:: Task directions ::
Among the entries below, find every line that has "limit" and pull it out.
***** Material shown
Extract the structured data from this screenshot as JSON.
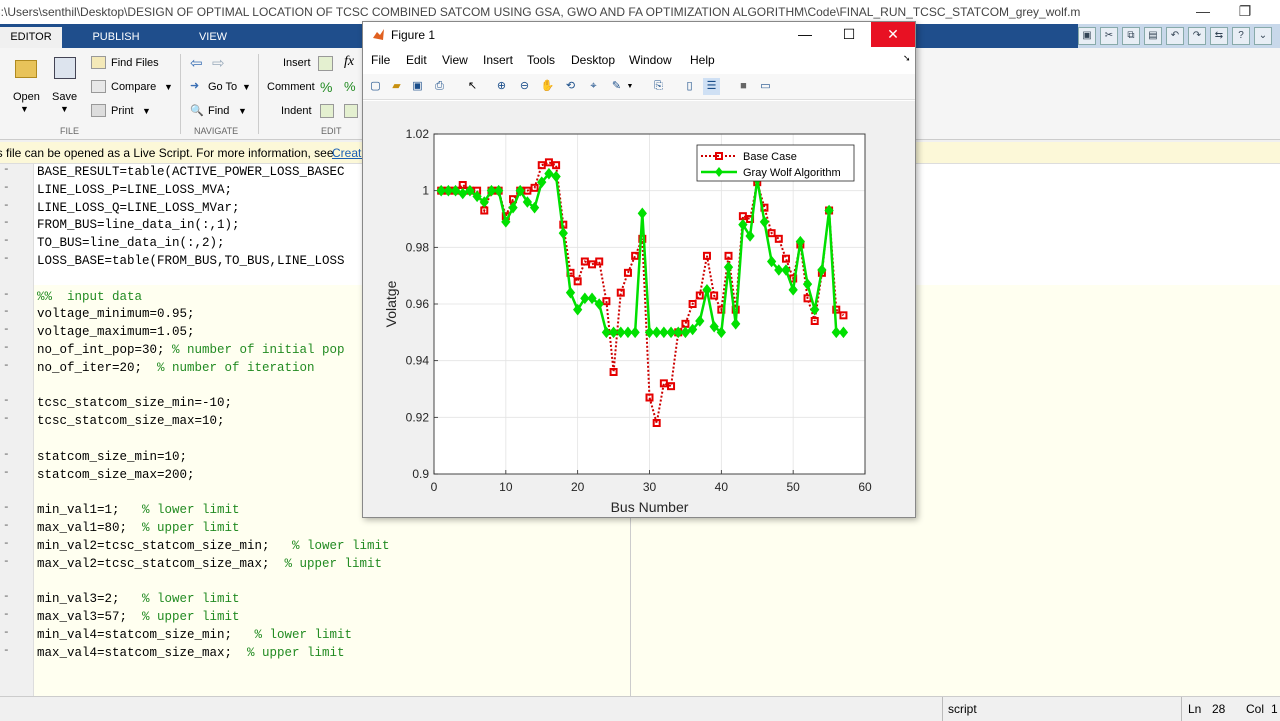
{
  "window": {
    "title": "C:\\Users\\senthil\\Desktop\\DESIGN OF OPTIMAL LOCATION OF TCSC COMBINED SATCOM USING GSA, GWO AND FA OPTIMIZATION ALGORITHM\\Code\\FINAL_RUN_TCSC_STATCOM_grey_wolf.m",
    "minimize": "—",
    "restore": "❐"
  },
  "ribbon": {
    "tabs": [
      "EDITOR",
      "PUBLISH",
      "VIEW"
    ],
    "file": {
      "open": "Open",
      "save": "Save",
      "find_files": "Find Files",
      "compare": "Compare",
      "print": "Print",
      "label": "FILE"
    },
    "navigate": {
      "go_to": "Go To",
      "find": "Find",
      "label": "NAVIGATE"
    },
    "edit": {
      "insert": "Insert",
      "comment": "Comment",
      "indent": "Indent",
      "fx": "fx",
      "label": "EDIT"
    }
  },
  "infobar": {
    "text": "This file can be opened as a Live Script. For more information, see ",
    "link": "Creati"
  },
  "code_lines": [
    "BASE_RESULT=table(ACTIVE_POWER_LOSS_BASEC",
    "LINE_LOSS_P=LINE_LOSS_MVA;",
    "LINE_LOSS_Q=LINE_LOSS_MVar;",
    "FROM_BUS=line_data_in(:,1);",
    "TO_BUS=line_data_in(:,2);",
    "LOSS_BASE=table(FROM_BUS,TO_BUS,LINE_LOSS",
    "",
    "%%  input data",
    "voltage_minimum=0.95;",
    "voltage_maximum=1.05;",
    "no_of_int_pop=30; % number of initial pop",
    "no_of_iter=20;  % number of iteration",
    "",
    "tcsc_statcom_size_min=-10;",
    "tcsc_statcom_size_max=10;",
    "",
    "statcom_size_min=10;",
    "statcom_size_max=200;",
    "",
    "min_val1=1;   % lower limit",
    "max_val1=80;  % upper limit",
    "min_val2=tcsc_statcom_size_min;   % lower limit",
    "max_val2=tcsc_statcom_size_max;  % upper limit",
    "",
    "min_val3=2;   % lower limit",
    "max_val3=57;  % upper limit",
    "min_val4=statcom_size_min;   % lower limit",
    "max_val4=statcom_size_max;  % upper limit"
  ],
  "status": {
    "mode": "script",
    "ln_label": "Ln",
    "ln": "28",
    "col_label": "Col",
    "col": "1"
  },
  "figure": {
    "title": "Figure 1",
    "close": "✕",
    "minimize": "—",
    "maximize": "☐",
    "menu": [
      "File",
      "Edit",
      "View",
      "Insert",
      "Tools",
      "Desktop",
      "Window",
      "Help"
    ]
  },
  "chart_data": {
    "type": "line",
    "xlabel": "Bus Number",
    "ylabel": "Volatge",
    "xlim": [
      0,
      60
    ],
    "ylim": [
      0.9,
      1.02
    ],
    "xticks": [
      "0",
      "10",
      "20",
      "30",
      "40",
      "50",
      "60"
    ],
    "yticks": [
      "0.9",
      "0.92",
      "0.94",
      "0.96",
      "0.98",
      "1",
      "1.02"
    ],
    "grid": true,
    "legend_position": "top-right",
    "x": [
      1,
      2,
      3,
      4,
      5,
      6,
      7,
      8,
      9,
      10,
      11,
      12,
      13,
      14,
      15,
      16,
      17,
      18,
      19,
      20,
      21,
      22,
      23,
      24,
      25,
      26,
      27,
      28,
      29,
      30,
      31,
      32,
      33,
      34,
      35,
      36,
      37,
      38,
      39,
      40,
      41,
      42,
      43,
      44,
      45,
      46,
      47,
      48,
      49,
      50,
      51,
      52,
      53,
      54,
      55,
      56,
      57
    ],
    "series": [
      {
        "name": "Base Case",
        "color": "#cc0000",
        "values": [
          1.0,
          1.0,
          1.0,
          1.002,
          1.0,
          1.0,
          0.993,
          1.0,
          1.0,
          0.991,
          0.997,
          1.0,
          1.0,
          1.001,
          1.009,
          1.01,
          1.009,
          0.988,
          0.971,
          0.968,
          0.975,
          0.974,
          0.975,
          0.961,
          0.936,
          0.964,
          0.971,
          0.977,
          0.983,
          0.927,
          0.918,
          0.932,
          0.931,
          0.95,
          0.953,
          0.96,
          0.963,
          0.977,
          0.963,
          0.958,
          0.977,
          0.958,
          0.991,
          0.99,
          1.003,
          0.994,
          0.985,
          0.983,
          0.976,
          0.969,
          0.981,
          0.962,
          0.954,
          0.971,
          0.993,
          0.958,
          0.956
        ]
      },
      {
        "name": "Gray Wolf Algorithm",
        "color": "#00e000",
        "values": [
          1.0,
          1.0,
          1.0,
          0.999,
          1.0,
          0.998,
          0.996,
          1.0,
          1.0,
          0.989,
          0.994,
          1.0,
          0.996,
          0.994,
          1.003,
          1.006,
          1.005,
          0.985,
          0.964,
          0.958,
          0.962,
          0.962,
          0.96,
          0.95,
          0.95,
          0.95,
          0.95,
          0.95,
          0.992,
          0.95,
          0.95,
          0.95,
          0.95,
          0.95,
          0.95,
          0.951,
          0.954,
          0.965,
          0.952,
          0.95,
          0.973,
          0.953,
          0.988,
          0.984,
          1.004,
          0.989,
          0.975,
          0.972,
          0.972,
          0.965,
          0.982,
          0.967,
          0.958,
          0.972,
          0.993,
          0.95,
          0.95
        ]
      }
    ]
  }
}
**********
:: Result for this exercise ::
    "min_val1=1;   % lower limit",
    "max_val1=80;  % upper limit",
    "min_val2=tcsc_statcom_size_min;   % lower limit",
    "max_val2=tcsc_statcom_size_max;  % upper limit",
    "min_val3=2;   % lower limit",
    "max_val3=57;  % upper limit",
    "min_val4=statcom_size_min;   % lower limit",
    "max_val4=statcom_size_max;  % upper limit"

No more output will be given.